Majestic, alluring, elegant and sophisticated are terms used frequently to describe liliums.
I fully agree, but I think they may sometimes be seen as a little intimidating for those new to gardening.
Terms like this perhaps give the impression that liliums are difficult to grow, are temperamental and best left to more experienced gardeners.
I wish to dispel this myth as liliums may look fragile but are in fact extraordinarily tough, especially when it comes to the modern hybrids.
These include a vast variety of largely disease-resistant strains, and are now very garden growable, especially in Tasmania's favourable climatic conditions.
I have found with liliums that a good start is especially important for success; this means sound, healthy bulbs and proper soil conditions and methods of planting.
Liliums do not like being out of the ground and when they are they should be stored in damp coir peat in bags in the vegetable crisper in the refrigerator, so make sure when you purchase lilium bulbs they have not dried out and do not have shrivelled scales or roots.
Bulbs should be plump and firm to the touch.
There are two main types of liliums - stem rooting which produces roots above the bulb as well as from the base and basal rooting liliums that have roots from the bottom of the bulb.
This is an important distinction because the stem rooting types need to be planted much deeper than the others.
The soil must be deep, fertile and above all well draining and in a sunny position.
Dig soil to a depth of about 30cms so that there is plenty of friable soil below the bulbs and 15cms on top of the bulbs.
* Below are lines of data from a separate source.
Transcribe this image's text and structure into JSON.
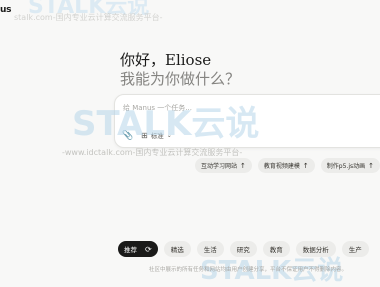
{
  "app": {
    "logo_text": "us"
  },
  "greeting": {
    "line1": "你好，Eliose",
    "line2": "我能为你做什么？"
  },
  "input": {
    "placeholder": "给 Manus 一个任务...",
    "attach_icon": "paperclip-icon",
    "mode_label": "标准",
    "mode_icon": "squares-icon"
  },
  "suggestions": [
    {
      "label": "互动学习网站"
    },
    {
      "label": "教育视频建模"
    },
    {
      "label": "制作p5.js动画"
    }
  ],
  "tabs": {
    "active_label": "推荐",
    "refresh_icon": "refresh-icon",
    "items": [
      "精选",
      "生活",
      "研究",
      "教育",
      "数据分析",
      "生产"
    ]
  },
  "footer": {
    "text": "社区中展示的所有任务和网站均由用户创建分享，平台不保证用户不得删除内容。"
  },
  "watermark": {
    "brand": "STALK云说",
    "top": "stalk.com-国内专业云计算交流服务平台-",
    "mid_sub": "-www.idctalk.com-国内专业云计算交流服务平台-"
  },
  "colors": {
    "accent_dark": "#1a1a19",
    "chip_bg": "#ececea",
    "page_bg": "#f8f8f7"
  }
}
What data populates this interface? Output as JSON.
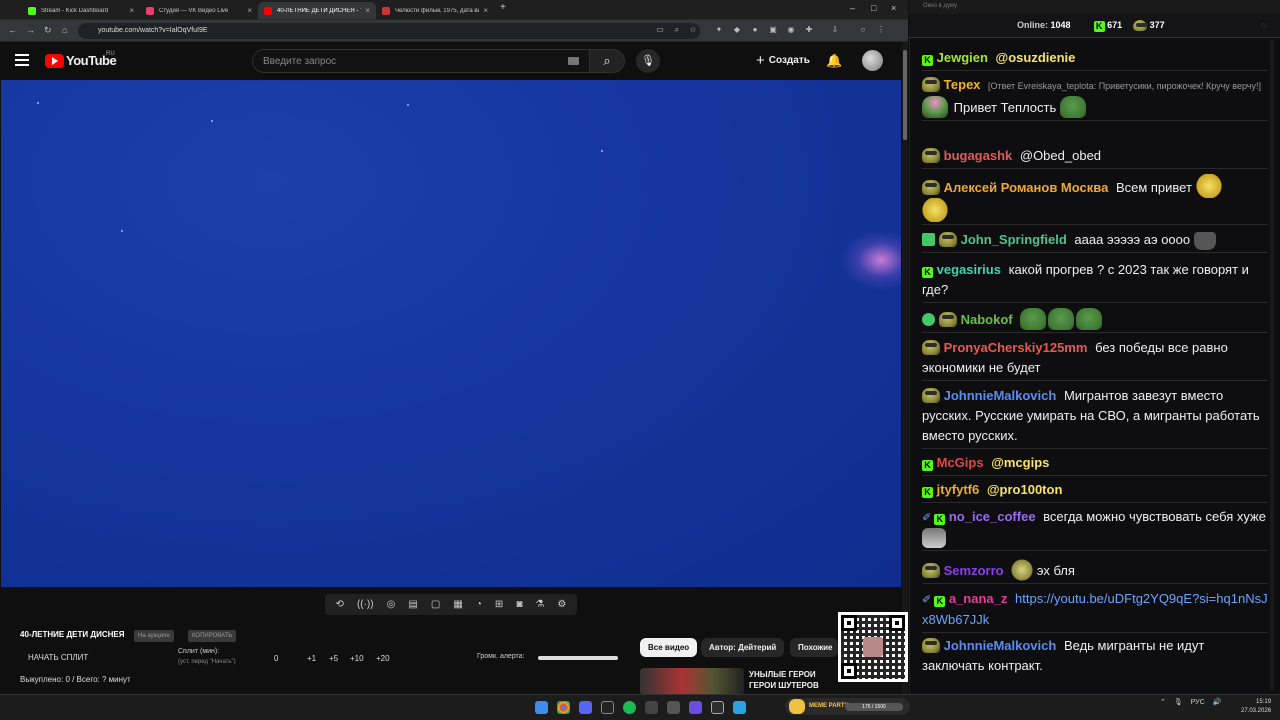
{
  "browser": {
    "tabs": [
      {
        "title": "Stream - Kick Dashboard",
        "color": "#53fc18"
      },
      {
        "title": "Студия — VK Видео Live",
        "color": "#e83f6b"
      },
      {
        "title": "40-ЛЕТНИЕ ДЕТИ ДИСНЕЯ - YouTube",
        "color": "#ff0000"
      },
      {
        "title": "Челюсти фильм, 1975, дата вы...",
        "color": "#c33"
      }
    ],
    "new_tab": "+",
    "url": "youtube.com/watch?v=IalOqVfuI9E"
  },
  "youtube": {
    "logo_text": "YouTube",
    "region": "RU",
    "search_placeholder": "Введите запрос",
    "create_label": "Создать"
  },
  "video_panel": {
    "title": "40-ЛЕТНИЕ ДЕТИ ДИСНЕЯ",
    "pill_auction": "На аукцион",
    "pill_copy": "КОПИРОВАТЬ",
    "split_button": "НАЧАТЬ СПЛИТ",
    "split_label": "Сплит (мин):",
    "split_sub": "(уст. перед \"Начать\")",
    "split_values": [
      "0",
      "+1",
      "+5",
      "+10",
      "+20"
    ],
    "bought": "Выкуплено: 0 / Всего: ? минут",
    "alert_volume": "Громк. алерта:"
  },
  "chips": [
    "Все видео",
    "Автор: Дейтерий",
    "Похожие"
  ],
  "recommended": {
    "title": "УНЫЛЫЕ ГЕРОИ ГЕРОИ ШУТЕРОВ"
  },
  "chat": {
    "window_title": "Окно в думу",
    "online_label": "Online:",
    "online_count": "1048",
    "kick_count": "671",
    "other_count": "377",
    "messages": [
      {
        "user": "Jewgien",
        "color": "#a3e635",
        "text": "@osuzdienie",
        "text_color": "#f8e36b"
      },
      {
        "user": "Терех",
        "color": "#f0b429",
        "reply": "[Ответ Evreiskaya_teplota: Приветусики, пирожочек! Кручу верчу!]",
        "text": "Привет Теплость"
      },
      {
        "user": "bugagashk",
        "color": "#e05a5a",
        "text": "@Obed_obed"
      },
      {
        "user": "Алексей Романов Москва",
        "color": "#f0a830",
        "text": "Всем привет"
      },
      {
        "user": "John_Springfield",
        "color": "#4cc48a",
        "text": "аааа эээээ аэ оооо"
      },
      {
        "user": "vegasirius",
        "color": "#3fd4b4",
        "text": "какой прогрев ? с 2023 так же говорят и где?"
      },
      {
        "user": "Nabokof",
        "color": "#6cc04a",
        "text": ""
      },
      {
        "user": "PronyaCherskiy125mm",
        "color": "#e85a4f",
        "text": "без победы все равно экономики не будет"
      },
      {
        "user": "JohnnieMalkovich",
        "color": "#5b8df0",
        "text": "Мигрантов завезут вместо русских. Русские умирать на СВО, а мигранты работать вместо русских."
      },
      {
        "user": "McGips",
        "color": "#e04848",
        "text": "@mcgips",
        "text_color": "#f8e36b"
      },
      {
        "user": "jtyfytf6",
        "color": "#f0a830",
        "text": "@pro100ton",
        "text_color": "#f8e36b"
      },
      {
        "user": "no_ice_coffee",
        "color": "#9b6cf0",
        "text": "всегда можно чувствовать себя хуже"
      },
      {
        "user": "Semzorro",
        "color": "#8b3ff0",
        "text": "эх бля"
      },
      {
        "user": "a_nana_z",
        "color": "#e0409a",
        "text": "https://youtu.be/uDFtg2YQ9qE?si=hq1nNsJx8Wb67JJk"
      },
      {
        "user": "JohnnieMalkovich",
        "color": "#5b8df0",
        "text": "Ведь мигранты не идут заключать контракт."
      }
    ]
  },
  "taskbar": {
    "meme_party": "MEME PARTY",
    "meme_progress": "175 / 1500",
    "lang": "РУС",
    "time": "15:19",
    "date": "27.03.2026"
  }
}
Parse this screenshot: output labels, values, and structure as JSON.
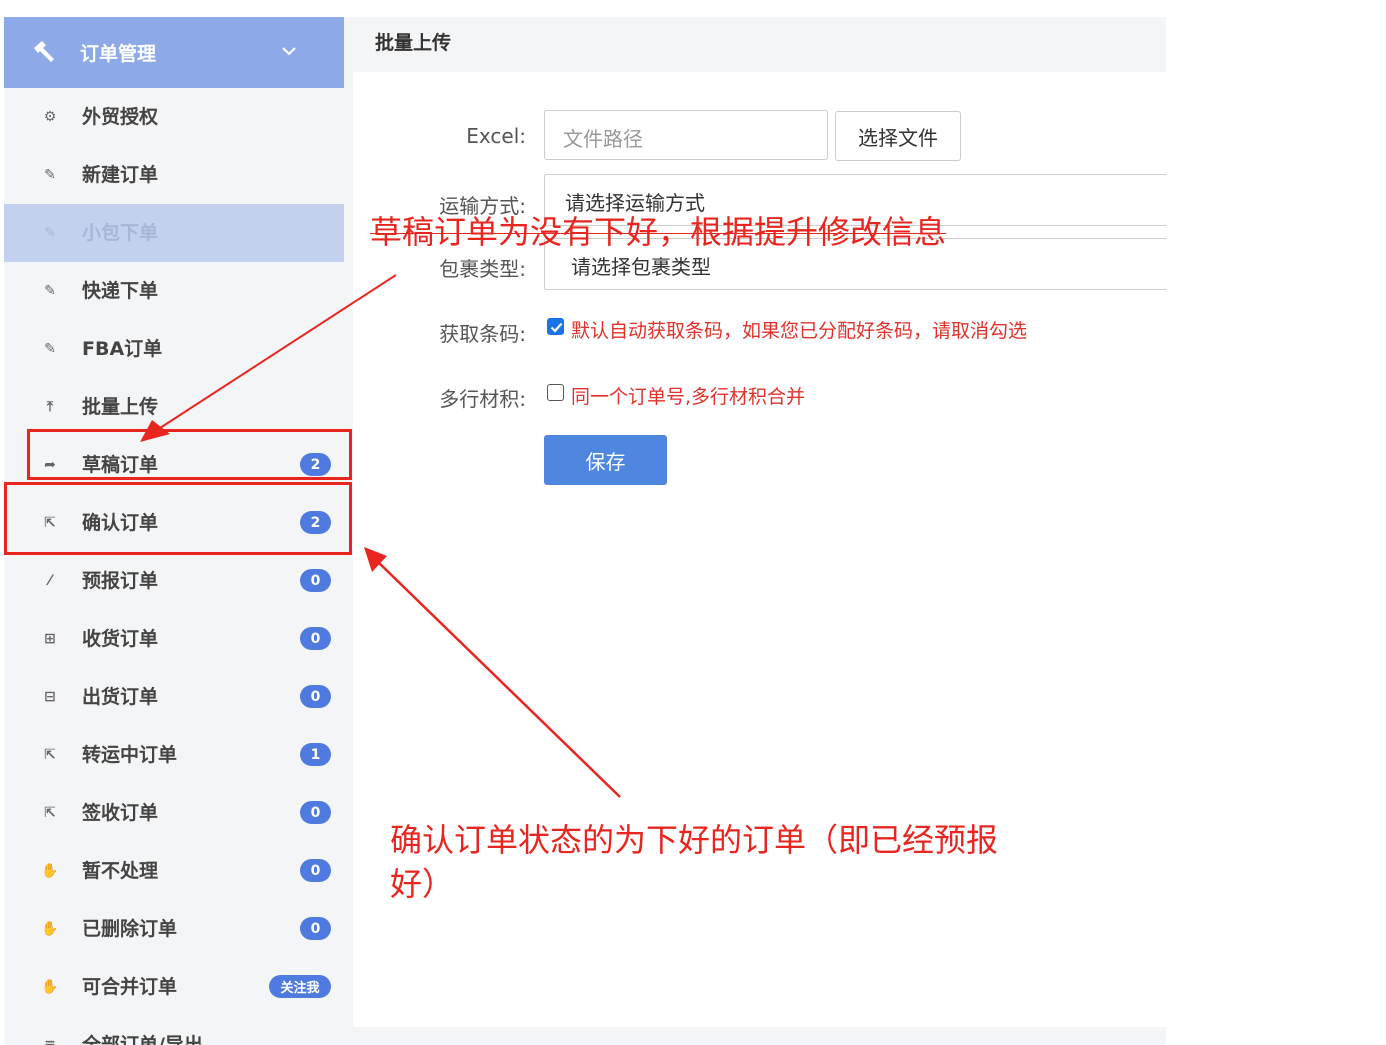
{
  "sidebar": {
    "header": {
      "title": "订单管理",
      "icon": "hammer-icon",
      "chevron": "chevron-down-icon"
    },
    "items": [
      {
        "label": "外贸授权",
        "icon": "gear-icon",
        "badge": null
      },
      {
        "label": "新建订单",
        "icon": "edit-icon",
        "badge": null
      },
      {
        "label": "小包下单",
        "icon": "edit-icon",
        "badge": null,
        "active": true
      },
      {
        "label": "快递下单",
        "icon": "edit-icon",
        "badge": null
      },
      {
        "label": "FBA订单",
        "icon": "edit-icon",
        "badge": null
      },
      {
        "label": "批量上传",
        "icon": "upload-icon",
        "badge": null
      },
      {
        "label": "草稿订单",
        "icon": "share-icon",
        "badge": "2"
      },
      {
        "label": "确认订单",
        "icon": "share-square-icon",
        "badge": "2"
      },
      {
        "label": "预报订单",
        "icon": "wand-icon",
        "badge": "0"
      },
      {
        "label": "收货订单",
        "icon": "plus-square-icon",
        "badge": "0"
      },
      {
        "label": "出货订单",
        "icon": "minus-square-icon",
        "badge": "0"
      },
      {
        "label": "转运中订单",
        "icon": "share-square-icon",
        "badge": "1"
      },
      {
        "label": "签收订单",
        "icon": "share-square-icon",
        "badge": "0"
      },
      {
        "label": "暂不处理",
        "icon": "hand-icon",
        "badge": "0"
      },
      {
        "label": "已删除订单",
        "icon": "hand-icon",
        "badge": "0"
      },
      {
        "label": "可合并订单",
        "icon": "hand-icon",
        "badge": "关注我"
      },
      {
        "label": "全部订单/导出",
        "icon": "list-icon",
        "badge": null
      }
    ]
  },
  "main": {
    "title": "批量上传",
    "form": {
      "excel_label": "Excel:",
      "file_placeholder": "文件路径",
      "choose_file": "选择文件",
      "transport_label": "运输方式:",
      "transport_value": "请选择运输方式",
      "package_label": "包裹类型:",
      "package_value": "请选择包裹类型",
      "barcode_label": "获取条码:",
      "barcode_text": "默认自动获取条码，如果您已分配好条码，请取消勾选",
      "barcode_checked": true,
      "multi_label": "多行材积:",
      "multi_text": "同一个订单号,多行材积合并",
      "multi_checked": false,
      "save": "保存"
    }
  },
  "annotations": {
    "draft_note": "草稿订单为没有下好，根据提升修改信息",
    "confirm_note_line1": "确认订单状态的为下好的订单（即已经预报",
    "confirm_note_line2": "好）",
    "color": "#e8261f"
  }
}
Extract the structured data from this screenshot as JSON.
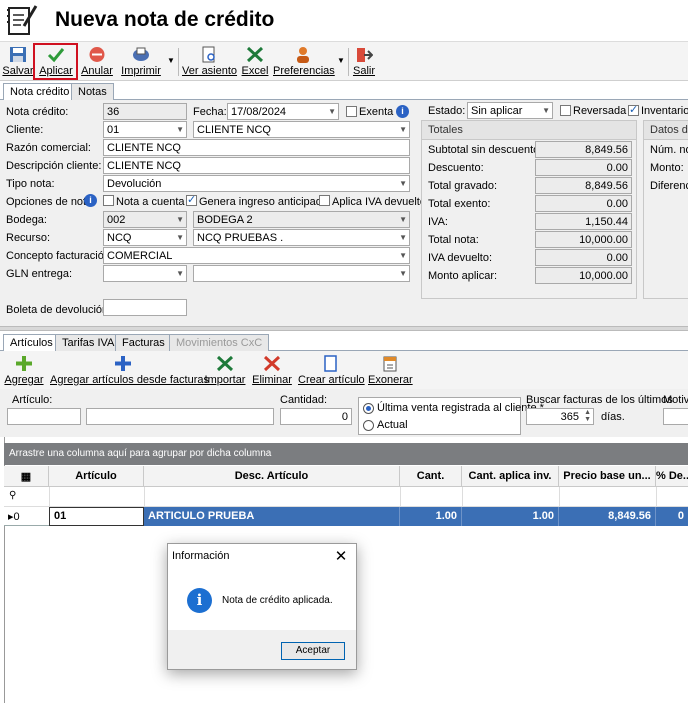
{
  "header": {
    "title": "Nueva nota de crédito",
    "icon": "notebook-edit-icon"
  },
  "toolbar": {
    "salvar": "Salvar",
    "aplicar": "Aplicar",
    "anular": "Anular",
    "imprimir": "Imprimir",
    "ver_asiento": "Ver asiento",
    "excel": "Excel",
    "preferencias": "Preferencias",
    "salir": "Salir"
  },
  "tabs": [
    "Nota crédito",
    "Notas"
  ],
  "form": {
    "nota_credito_label": "Nota crédito:",
    "nota_credito": "36",
    "fecha_label": "Fecha:",
    "fecha": "17/08/2024",
    "exenta_label": "Exenta",
    "cliente_label": "Cliente:",
    "cliente_code": "01",
    "cliente_name": "CLIENTE NCQ",
    "razon_label": "Razón comercial:",
    "razon": "CLIENTE NCQ",
    "descripcion_label": "Descripción cliente:",
    "descripcion": "CLIENTE NCQ",
    "tipo_label": "Tipo nota:",
    "tipo": "Devolución",
    "opciones_label": "Opciones de nota:",
    "nota_cuenta_label": "Nota a cuenta",
    "genera_label": "Genera ingreso anticipado",
    "aplica_iva_label": "Aplica IVA devuelto",
    "bodega_label": "Bodega:",
    "bodega_code": "002",
    "bodega_name": "BODEGA 2",
    "recurso_label": "Recurso:",
    "recurso_code": "NCQ",
    "recurso_name": "NCQ PRUEBAS .",
    "concepto_label": "Concepto facturación:",
    "concepto": "COMERCIAL",
    "gln_label": "GLN entrega:",
    "boleta_label": "Boleta de devolución:",
    "estado_label": "Estado:",
    "estado": "Sin aplicar",
    "reversada_label": "Reversada",
    "inventario_label": "Inventario a"
  },
  "totales": {
    "title": "Totales",
    "rows": [
      {
        "label": "Subtotal sin descuento:",
        "value": "8,849.56"
      },
      {
        "label": "Descuento:",
        "value": "0.00"
      },
      {
        "label": "Total gravado:",
        "value": "8,849.56"
      },
      {
        "label": "Total exento:",
        "value": "0.00"
      },
      {
        "label": "IVA:",
        "value": "1,150.44"
      },
      {
        "label": "Total nota:",
        "value": "10,000.00"
      },
      {
        "label": "IVA devuelto:",
        "value": "0.00"
      },
      {
        "label": "Monto aplicar:",
        "value": "10,000.00"
      }
    ]
  },
  "datos": {
    "title": "Datos de",
    "num": "Núm. not",
    "monto": "Monto:",
    "diferencia": "Diferencia"
  },
  "tabs2": [
    "Artículos",
    "Tarifas IVA",
    "Facturas",
    "Movimientos CxC"
  ],
  "toolbar2": {
    "agregar": "Agregar",
    "agregar_desde": "Agregar artículos desde facturas",
    "importar": "Importar",
    "eliminar": "Eliminar",
    "crear": "Crear artículo",
    "exonerar": "Exonerar"
  },
  "filters": {
    "articulo_label": "Artículo:",
    "cantidad_label": "Cantidad:",
    "cantidad": "0",
    "radio1": "Última venta registrada al cliente *",
    "radio2": "Actual",
    "buscar_label": "Buscar facturas  de los últimos",
    "buscar_dias": "365",
    "dias_label": "días.",
    "motivo_label": "Motivo"
  },
  "grid": {
    "group_hint": "Arrastre una columna aquí para agrupar por dicha columna",
    "columns": [
      "Artículo",
      "Desc. Artículo",
      "Cant.",
      "Cant. aplica inv.",
      "Precio base un...",
      "% De..."
    ],
    "row_index": "0",
    "row": [
      "01",
      "ARTICULO PRUEBA",
      "1.00",
      "1.00",
      "8,849.56",
      "0"
    ]
  },
  "dialog": {
    "title": "Información",
    "message": "Nota de crédito aplicada.",
    "button": "Aceptar",
    "close": "✕"
  }
}
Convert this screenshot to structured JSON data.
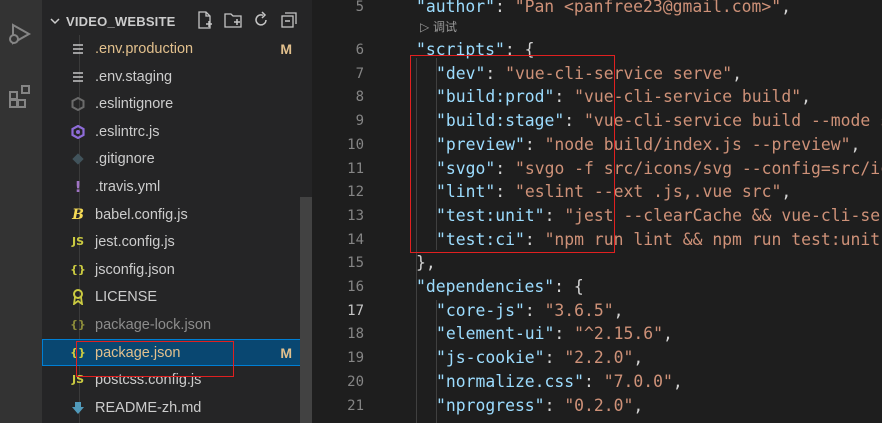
{
  "explorer": {
    "folder_name": "VIDEO_WEBSITE",
    "files": [
      {
        "name": ".env.production",
        "icon": "lines-icon",
        "badge": "M",
        "color": "#e2c08d"
      },
      {
        "name": ".env.staging",
        "icon": "lines-icon",
        "badge": "",
        "color": "#cccccc"
      },
      {
        "name": ".eslintignore",
        "icon": "eslint-gray-icon",
        "badge": "",
        "color": "#cccccc"
      },
      {
        "name": ".eslintrc.js",
        "icon": "eslint-icon",
        "badge": "",
        "color": "#cccccc"
      },
      {
        "name": ".gitignore",
        "icon": "git-icon",
        "badge": "",
        "color": "#cccccc"
      },
      {
        "name": ".travis.yml",
        "icon": "yaml-icon",
        "badge": "",
        "color": "#cccccc"
      },
      {
        "name": "babel.config.js",
        "icon": "babel-icon",
        "badge": "",
        "color": "#cccccc"
      },
      {
        "name": "jest.config.js",
        "icon": "js-icon",
        "badge": "",
        "color": "#cccccc"
      },
      {
        "name": "jsconfig.json",
        "icon": "json-icon",
        "badge": "",
        "color": "#cccccc"
      },
      {
        "name": "LICENSE",
        "icon": "license-icon",
        "badge": "",
        "color": "#cccccc"
      },
      {
        "name": "package-lock.json",
        "icon": "json-icon",
        "badge": "",
        "color": "#8c8c8c"
      },
      {
        "name": "package.json",
        "icon": "json-icon",
        "badge": "M",
        "color": "#e2c08d"
      },
      {
        "name": "postcss.config.js",
        "icon": "js-icon",
        "badge": "",
        "color": "#cccccc"
      },
      {
        "name": "README-zh.md",
        "icon": "markdown-icon",
        "badge": "",
        "color": "#cccccc"
      }
    ]
  },
  "editor": {
    "codelens": "调试",
    "active_line": "17",
    "lines": [
      {
        "num": "5",
        "indent": "  ",
        "key": "\"author\"",
        "sep": ": ",
        "val": "\"Pan <panfree23@gmail.com>\"",
        "end": ","
      },
      {
        "num": "6",
        "indent": "  ",
        "key": "\"scripts\"",
        "sep": ": ",
        "val": "",
        "end": "{"
      },
      {
        "num": "7",
        "indent": "    ",
        "key": "\"dev\"",
        "sep": ": ",
        "val": "\"vue-cli-service serve\"",
        "end": ","
      },
      {
        "num": "8",
        "indent": "    ",
        "key": "\"build:prod\"",
        "sep": ": ",
        "val": "\"vue-cli-service build\"",
        "end": ","
      },
      {
        "num": "9",
        "indent": "    ",
        "key": "\"build:stage\"",
        "sep": ": ",
        "val": "\"vue-cli-service build --mode st",
        "end": ""
      },
      {
        "num": "10",
        "indent": "    ",
        "key": "\"preview\"",
        "sep": ": ",
        "val": "\"node build/index.js --preview\"",
        "end": ","
      },
      {
        "num": "11",
        "indent": "    ",
        "key": "\"svgo\"",
        "sep": ": ",
        "val": "\"svgo -f src/icons/svg --config=src/ico",
        "end": ""
      },
      {
        "num": "12",
        "indent": "    ",
        "key": "\"lint\"",
        "sep": ": ",
        "val": "\"eslint --ext .js,.vue src\"",
        "end": ","
      },
      {
        "num": "13",
        "indent": "    ",
        "key": "\"test:unit\"",
        "sep": ": ",
        "val": "\"jest --clearCache && vue-cli-serv",
        "end": ""
      },
      {
        "num": "14",
        "indent": "    ",
        "key": "\"test:ci\"",
        "sep": ": ",
        "val": "\"npm run lint && npm run test:unit\"",
        "end": ""
      },
      {
        "num": "15",
        "indent": "  ",
        "key": "",
        "sep": "",
        "val": "",
        "end": "},"
      },
      {
        "num": "16",
        "indent": "  ",
        "key": "\"dependencies\"",
        "sep": ": ",
        "val": "",
        "end": "{"
      },
      {
        "num": "17",
        "indent": "    ",
        "key": "\"core-js\"",
        "sep": ": ",
        "val": "\"3.6.5\"",
        "end": ","
      },
      {
        "num": "18",
        "indent": "    ",
        "key": "\"element-ui\"",
        "sep": ": ",
        "val": "\"^2.15.6\"",
        "end": ","
      },
      {
        "num": "19",
        "indent": "    ",
        "key": "\"js-cookie\"",
        "sep": ": ",
        "val": "\"2.2.0\"",
        "end": ","
      },
      {
        "num": "20",
        "indent": "    ",
        "key": "\"normalize.css\"",
        "sep": ": ",
        "val": "\"7.0.0\"",
        "end": ","
      },
      {
        "num": "21",
        "indent": "    ",
        "key": "\"nprogress\"",
        "sep": ": ",
        "val": "\"0.2.0\"",
        "end": ","
      }
    ]
  },
  "colors": {
    "modified": "#e2c08d",
    "highlight_box": "#e02020",
    "selection": "#094771"
  }
}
Neutral or slightly acid soil is best for most liliums though some will tolerate lime.
Liliums grow well planted among azaleas and low growing shrubs as they like a cool root run while keeping their heads in the sun.
Spring is the best time for planting stem rooting types but many gardeners believe the basal rooting liliums prefer the autumn.
I find that spring is a good time to plant all lilium types.
With this initial care liliums should become well established and need little attention except to keep the soil moist, but not waterlogged.
You can be assured of a succession of flowers from late spring till late autumn depending on the varieties planted.
The flower colours available include white, ivory, pink, red, orange, yellow, lilac, gold and purple, some spotted and banded with other colours.
Size and shape vary as well from the large trumpets of Lilium candidum and the well-shaped Lilium 'Bellingham' hybrids to the small flowered turkscaps of the vivid orange Lilium davidii or the pink Lilium cernum.
Lilium henryi with attractive spotted flowers can grow to two metres tall and requires staking.
The trumpet-shaped flowers of Lilium regale are regarded as one of the most stately of all garden plants.
Another quite spectacular lilium is Lilium auratum the golden-rayed lily of Japan with yellow bands on white cup-shaped flowers.
The Bellingham hybrids are similar in shape to the old much-loved tiger lily and are especially popular.
These have the virtue of being long lasting and may have 12 or more flowers on each stem.
There is an immense variety of lilium hybrids available today.
The range of these stretches from the Asiatic varieties through the Trumpets and on to the most beautiful of them all in the strongly-scented Orientals.
These stately, easy-to-grow, plants are unsurpassed in beauty, adding a timeless elegance to the garden and, with careful choice of different varieties, you can have a display of blooms for months.